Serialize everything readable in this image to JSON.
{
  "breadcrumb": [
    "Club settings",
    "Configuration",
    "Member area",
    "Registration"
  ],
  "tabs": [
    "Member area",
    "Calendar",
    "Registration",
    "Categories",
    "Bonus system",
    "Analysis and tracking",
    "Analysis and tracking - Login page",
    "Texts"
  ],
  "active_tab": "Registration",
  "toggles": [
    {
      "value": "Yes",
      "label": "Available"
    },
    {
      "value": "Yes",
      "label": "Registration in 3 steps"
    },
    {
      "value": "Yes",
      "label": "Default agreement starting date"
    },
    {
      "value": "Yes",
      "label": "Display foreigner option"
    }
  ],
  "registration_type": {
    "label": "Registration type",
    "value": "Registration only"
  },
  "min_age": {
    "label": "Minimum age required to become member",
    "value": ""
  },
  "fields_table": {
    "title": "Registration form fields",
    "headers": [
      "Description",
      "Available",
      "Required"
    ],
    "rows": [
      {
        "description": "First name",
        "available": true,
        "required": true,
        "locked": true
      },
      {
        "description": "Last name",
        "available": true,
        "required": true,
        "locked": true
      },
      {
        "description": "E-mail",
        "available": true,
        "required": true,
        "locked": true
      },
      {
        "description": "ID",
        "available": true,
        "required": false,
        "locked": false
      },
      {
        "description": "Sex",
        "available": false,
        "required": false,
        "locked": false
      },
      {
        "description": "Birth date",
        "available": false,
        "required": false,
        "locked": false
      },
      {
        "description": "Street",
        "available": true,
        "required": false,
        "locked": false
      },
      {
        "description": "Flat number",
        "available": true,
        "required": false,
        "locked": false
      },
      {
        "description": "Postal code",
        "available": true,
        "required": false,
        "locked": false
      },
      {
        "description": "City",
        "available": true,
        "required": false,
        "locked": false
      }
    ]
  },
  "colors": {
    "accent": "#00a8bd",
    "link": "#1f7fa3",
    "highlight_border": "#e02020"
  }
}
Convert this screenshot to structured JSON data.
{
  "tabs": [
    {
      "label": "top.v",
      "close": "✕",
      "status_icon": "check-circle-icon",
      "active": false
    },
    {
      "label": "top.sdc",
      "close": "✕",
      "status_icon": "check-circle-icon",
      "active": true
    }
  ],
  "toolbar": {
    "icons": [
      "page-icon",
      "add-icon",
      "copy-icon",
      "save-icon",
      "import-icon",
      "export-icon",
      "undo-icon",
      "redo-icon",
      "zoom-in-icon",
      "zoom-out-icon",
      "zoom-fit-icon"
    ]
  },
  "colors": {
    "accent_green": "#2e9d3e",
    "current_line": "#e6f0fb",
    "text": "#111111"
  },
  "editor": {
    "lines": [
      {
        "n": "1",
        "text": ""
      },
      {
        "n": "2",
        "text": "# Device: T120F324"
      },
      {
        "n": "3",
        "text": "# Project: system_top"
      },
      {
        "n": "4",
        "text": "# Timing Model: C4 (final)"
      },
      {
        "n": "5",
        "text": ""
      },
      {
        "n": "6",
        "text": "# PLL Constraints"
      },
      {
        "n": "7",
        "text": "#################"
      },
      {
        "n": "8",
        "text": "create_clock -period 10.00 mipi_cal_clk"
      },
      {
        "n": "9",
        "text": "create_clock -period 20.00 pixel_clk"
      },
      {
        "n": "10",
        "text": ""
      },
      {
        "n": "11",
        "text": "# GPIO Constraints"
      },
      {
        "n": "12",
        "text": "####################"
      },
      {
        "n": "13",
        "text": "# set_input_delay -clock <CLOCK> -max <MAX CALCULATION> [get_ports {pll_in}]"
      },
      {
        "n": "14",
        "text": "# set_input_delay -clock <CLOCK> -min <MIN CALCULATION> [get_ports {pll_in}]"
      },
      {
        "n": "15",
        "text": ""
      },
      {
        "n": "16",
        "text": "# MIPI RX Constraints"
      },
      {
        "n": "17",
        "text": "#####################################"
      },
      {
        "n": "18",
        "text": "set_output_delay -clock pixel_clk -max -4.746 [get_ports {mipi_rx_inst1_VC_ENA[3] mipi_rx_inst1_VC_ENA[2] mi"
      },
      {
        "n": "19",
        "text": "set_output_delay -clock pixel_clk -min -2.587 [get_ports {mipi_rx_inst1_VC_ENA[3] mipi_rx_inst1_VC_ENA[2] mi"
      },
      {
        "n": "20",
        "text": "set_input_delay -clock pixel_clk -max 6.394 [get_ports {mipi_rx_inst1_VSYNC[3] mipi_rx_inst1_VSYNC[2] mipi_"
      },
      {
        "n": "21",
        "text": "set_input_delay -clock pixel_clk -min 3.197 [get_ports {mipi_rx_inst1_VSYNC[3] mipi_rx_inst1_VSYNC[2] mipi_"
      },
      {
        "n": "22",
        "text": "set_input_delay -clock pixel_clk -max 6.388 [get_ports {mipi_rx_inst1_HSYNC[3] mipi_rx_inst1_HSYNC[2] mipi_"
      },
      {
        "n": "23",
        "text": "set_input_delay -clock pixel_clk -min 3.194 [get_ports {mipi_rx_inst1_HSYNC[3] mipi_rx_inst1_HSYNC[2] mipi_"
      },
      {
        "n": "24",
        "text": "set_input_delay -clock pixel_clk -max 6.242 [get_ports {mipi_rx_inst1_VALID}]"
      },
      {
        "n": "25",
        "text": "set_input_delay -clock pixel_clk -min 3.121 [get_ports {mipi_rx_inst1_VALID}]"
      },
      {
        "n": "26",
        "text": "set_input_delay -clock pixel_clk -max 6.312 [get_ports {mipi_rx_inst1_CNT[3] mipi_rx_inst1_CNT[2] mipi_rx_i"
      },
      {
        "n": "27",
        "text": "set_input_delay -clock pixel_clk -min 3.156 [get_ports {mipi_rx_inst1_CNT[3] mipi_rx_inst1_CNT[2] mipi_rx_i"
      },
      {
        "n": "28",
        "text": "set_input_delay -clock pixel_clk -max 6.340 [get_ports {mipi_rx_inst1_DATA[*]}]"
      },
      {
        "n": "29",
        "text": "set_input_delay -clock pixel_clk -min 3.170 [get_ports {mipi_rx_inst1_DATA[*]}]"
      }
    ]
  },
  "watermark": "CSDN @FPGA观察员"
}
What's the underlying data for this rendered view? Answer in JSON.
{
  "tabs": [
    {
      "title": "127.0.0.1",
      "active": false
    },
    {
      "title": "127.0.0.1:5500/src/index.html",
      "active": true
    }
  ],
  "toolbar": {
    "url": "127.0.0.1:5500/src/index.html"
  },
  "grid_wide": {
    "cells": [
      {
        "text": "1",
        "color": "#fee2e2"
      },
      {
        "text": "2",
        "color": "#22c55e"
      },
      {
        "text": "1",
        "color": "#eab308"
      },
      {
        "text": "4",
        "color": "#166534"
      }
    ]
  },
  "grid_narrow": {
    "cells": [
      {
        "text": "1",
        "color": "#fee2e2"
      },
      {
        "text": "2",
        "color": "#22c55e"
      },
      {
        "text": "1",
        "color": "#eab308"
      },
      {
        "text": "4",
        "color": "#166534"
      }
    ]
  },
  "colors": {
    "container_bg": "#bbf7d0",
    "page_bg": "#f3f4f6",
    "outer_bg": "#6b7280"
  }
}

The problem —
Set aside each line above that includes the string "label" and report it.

Solution for this exercise —
      "label": "Available"
      "label": "Registration in 3 steps"
      "label": "Default agreement starting date"
      "label": "Display foreigner option"
    "label": "Registration type",
    "label": "Minimum age required to become member",
      "label": "top.v",
      "label": "top.sdc",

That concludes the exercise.